(WHAT IS REQUIRED)
Copy everything in the listing below word for word, apart from any images.

DATA FOR THIS EXERCISE Start Marker

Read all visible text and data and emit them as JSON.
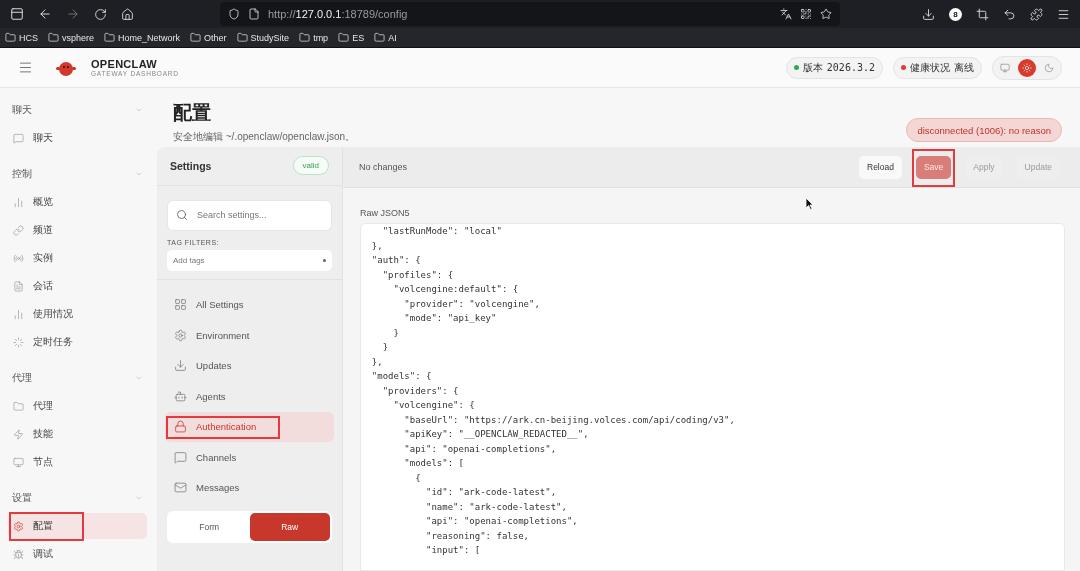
{
  "browser": {
    "url_prefix": "http://",
    "url_host": "127.0.0.1",
    "url_rest": ":18789/config",
    "extension_badge": "8",
    "bookmarks": [
      "HCS",
      "vsphere",
      "Home_Network",
      "Other",
      "StudySite",
      "tmp",
      "ES",
      "AI"
    ]
  },
  "header": {
    "brand": "OPENCLAW",
    "tagline": "GATEWAY DASHBOARD",
    "pills": [
      {
        "label": "版本",
        "value": "2026.3.2",
        "color": "#2fa84f"
      },
      {
        "label": "健康状况",
        "value": "离线",
        "color": "#e0393e"
      }
    ],
    "theme_options": [
      {
        "selected": false
      },
      {
        "selected": true
      },
      {
        "selected": false
      }
    ]
  },
  "sidebar": {
    "groups": [
      {
        "title": "聊天",
        "items": [
          {
            "label": "聊天",
            "selected": false,
            "annotated": false
          }
        ]
      },
      {
        "title": "控制",
        "items": [
          {
            "label": "概览",
            "selected": false,
            "annotated": false
          },
          {
            "label": "频道",
            "selected": false,
            "annotated": false
          },
          {
            "label": "实例",
            "selected": false,
            "annotated": false
          },
          {
            "label": "会话",
            "selected": false,
            "annotated": false
          },
          {
            "label": "使用情况",
            "selected": false,
            "annotated": false
          },
          {
            "label": "定时任务",
            "selected": false,
            "annotated": false
          }
        ]
      },
      {
        "title": "代理",
        "items": [
          {
            "label": "代理",
            "selected": false,
            "annotated": false
          },
          {
            "label": "技能",
            "selected": false,
            "annotated": false
          },
          {
            "label": "节点",
            "selected": false,
            "annotated": false
          }
        ]
      },
      {
        "title": "设置",
        "items": [
          {
            "label": "配置",
            "selected": true,
            "annotated": true
          },
          {
            "label": "调试",
            "selected": false,
            "annotated": false
          }
        ]
      }
    ]
  },
  "page": {
    "title": "配置",
    "subtitle": "安全地编辑 ~/.openclaw/openclaw.json。",
    "error": "disconnected (1006): no reason"
  },
  "settings": {
    "title": "Settings",
    "status": "valid",
    "search_placeholder": "Search settings...",
    "tag_filters_label": "TAG FILTERS:",
    "tags_placeholder": "Add tags",
    "nav": [
      {
        "label": "All Settings",
        "selected": false,
        "annotated": false
      },
      {
        "label": "Environment",
        "selected": false,
        "annotated": false
      },
      {
        "label": "Updates",
        "selected": false,
        "annotated": false
      },
      {
        "label": "Agents",
        "selected": false,
        "annotated": false
      },
      {
        "label": "Authentication",
        "selected": true,
        "annotated": true
      },
      {
        "label": "Channels",
        "selected": false,
        "annotated": false
      },
      {
        "label": "Messages",
        "selected": false,
        "annotated": false
      }
    ],
    "modes": [
      {
        "label": "Form",
        "selected": false
      },
      {
        "label": "Raw",
        "selected": true
      }
    ]
  },
  "editor": {
    "status": "No changes",
    "buttons": [
      {
        "label": "Reload",
        "kind": "plain",
        "disabled": false,
        "annotated": false
      },
      {
        "label": "Save",
        "kind": "primary",
        "disabled": true,
        "annotated": true
      },
      {
        "label": "Apply",
        "kind": "plain",
        "disabled": true,
        "annotated": false
      },
      {
        "label": "Update",
        "kind": "plain",
        "disabled": true,
        "annotated": false
      }
    ],
    "label": "Raw JSON5",
    "lines": [
      "    \"lastRunMode\": \"local\"",
      "  },",
      "  \"auth\": {",
      "    \"profiles\": {",
      "      \"volcengine:default\": {",
      "        \"provider\": \"volcengine\",",
      "        \"mode\": \"api_key\"",
      "      }",
      "    }",
      "  },",
      "  \"models\": {",
      "    \"providers\": {",
      "      \"volcengine\": {",
      "        \"baseUrl\": \"https://ark.cn-beijing.volces.com/api/coding/v3\",",
      "        \"apiKey\": \"__OPENCLAW_REDACTED__\",",
      "        \"api\": \"openai-completions\",",
      "        \"models\": [",
      "          {",
      "            \"id\": \"ark-code-latest\",",
      "            \"name\": \"ark-code-latest\",",
      "            \"api\": \"openai-completions\",",
      "            \"reasoning\": false,",
      "            \"input\": ["
    ]
  }
}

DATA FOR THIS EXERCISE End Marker

(RESPONSE AREA)
Read all visible text and data and emit them as JSON.
{
  "browser": {
    "url_prefix": "http://",
    "url_host": "127.0.0.1",
    "url_rest": ":18789/config",
    "extension_badge": "8",
    "bookmarks": [
      "HCS",
      "vsphere",
      "Home_Network",
      "Other",
      "StudySite",
      "tmp",
      "ES",
      "AI"
    ]
  },
  "header": {
    "brand": "OPENCLAW",
    "tagline": "GATEWAY DASHBOARD",
    "pills": [
      {
        "label": "版本",
        "value": "2026.3.2",
        "color": "#2fa84f"
      },
      {
        "label": "健康状况",
        "value": "离线",
        "color": "#e0393e"
      }
    ],
    "theme_options": [
      {
        "selected": false
      },
      {
        "selected": true
      },
      {
        "selected": false
      }
    ]
  },
  "sidebar": {
    "groups": [
      {
        "title": "聊天",
        "items": [
          {
            "label": "聊天",
            "selected": false,
            "annotated": false
          }
        ]
      },
      {
        "title": "控制",
        "items": [
          {
            "label": "概览",
            "selected": false,
            "annotated": false
          },
          {
            "label": "频道",
            "selected": false,
            "annotated": false
          },
          {
            "label": "实例",
            "selected": false,
            "annotated": false
          },
          {
            "label": "会话",
            "selected": false,
            "annotated": false
          },
          {
            "label": "使用情况",
            "selected": false,
            "annotated": false
          },
          {
            "label": "定时任务",
            "selected": false,
            "annotated": false
          }
        ]
      },
      {
        "title": "代理",
        "items": [
          {
            "label": "代理",
            "selected": false,
            "annotated": false
          },
          {
            "label": "技能",
            "selected": false,
            "annotated": false
          },
          {
            "label": "节点",
            "selected": false,
            "annotated": false
          }
        ]
      },
      {
        "title": "设置",
        "items": [
          {
            "label": "配置",
            "selected": true,
            "annotated": true
          },
          {
            "label": "调试",
            "selected": false,
            "annotated": false
          }
        ]
      }
    ]
  },
  "page": {
    "title": "配置",
    "subtitle": "安全地编辑 ~/.openclaw/openclaw.json。",
    "error": "disconnected (1006): no reason"
  },
  "settings": {
    "title": "Settings",
    "status": "valid",
    "search_placeholder": "Search settings...",
    "tag_filters_label": "TAG FILTERS:",
    "tags_placeholder": "Add tags",
    "nav": [
      {
        "label": "All Settings",
        "selected": false,
        "annotated": false
      },
      {
        "label": "Environment",
        "selected": false,
        "annotated": false
      },
      {
        "label": "Updates",
        "selected": false,
        "annotated": false
      },
      {
        "label": "Agents",
        "selected": false,
        "annotated": false
      },
      {
        "label": "Authentication",
        "selected": true,
        "annotated": true
      },
      {
        "label": "Channels",
        "selected": false,
        "annotated": false
      },
      {
        "label": "Messages",
        "selected": false,
        "annotated": false
      }
    ],
    "modes": [
      {
        "label": "Form",
        "selected": false
      },
      {
        "label": "Raw",
        "selected": true
      }
    ]
  },
  "editor": {
    "status": "No changes",
    "buttons": [
      {
        "label": "Reload",
        "kind": "plain",
        "disabled": false,
        "annotated": false
      },
      {
        "label": "Save",
        "kind": "primary",
        "disabled": true,
        "annotated": true
      },
      {
        "label": "Apply",
        "kind": "plain",
        "disabled": true,
        "annotated": false
      },
      {
        "label": "Update",
        "kind": "plain",
        "disabled": true,
        "annotated": false
      }
    ],
    "label": "Raw JSON5",
    "lines": [
      "    \"lastRunMode\": \"local\"",
      "  },",
      "  \"auth\": {",
      "    \"profiles\": {",
      "      \"volcengine:default\": {",
      "        \"provider\": \"volcengine\",",
      "        \"mode\": \"api_key\"",
      "      }",
      "    }",
      "  },",
      "  \"models\": {",
      "    \"providers\": {",
      "      \"volcengine\": {",
      "        \"baseUrl\": \"https://ark.cn-beijing.volces.com/api/coding/v3\",",
      "        \"apiKey\": \"__OPENCLAW_REDACTED__\",",
      "        \"api\": \"openai-completions\",",
      "        \"models\": [",
      "          {",
      "            \"id\": \"ark-code-latest\",",
      "            \"name\": \"ark-code-latest\",",
      "            \"api\": \"openai-completions\",",
      "            \"reasoning\": false,",
      "            \"input\": ["
    ]
  }
}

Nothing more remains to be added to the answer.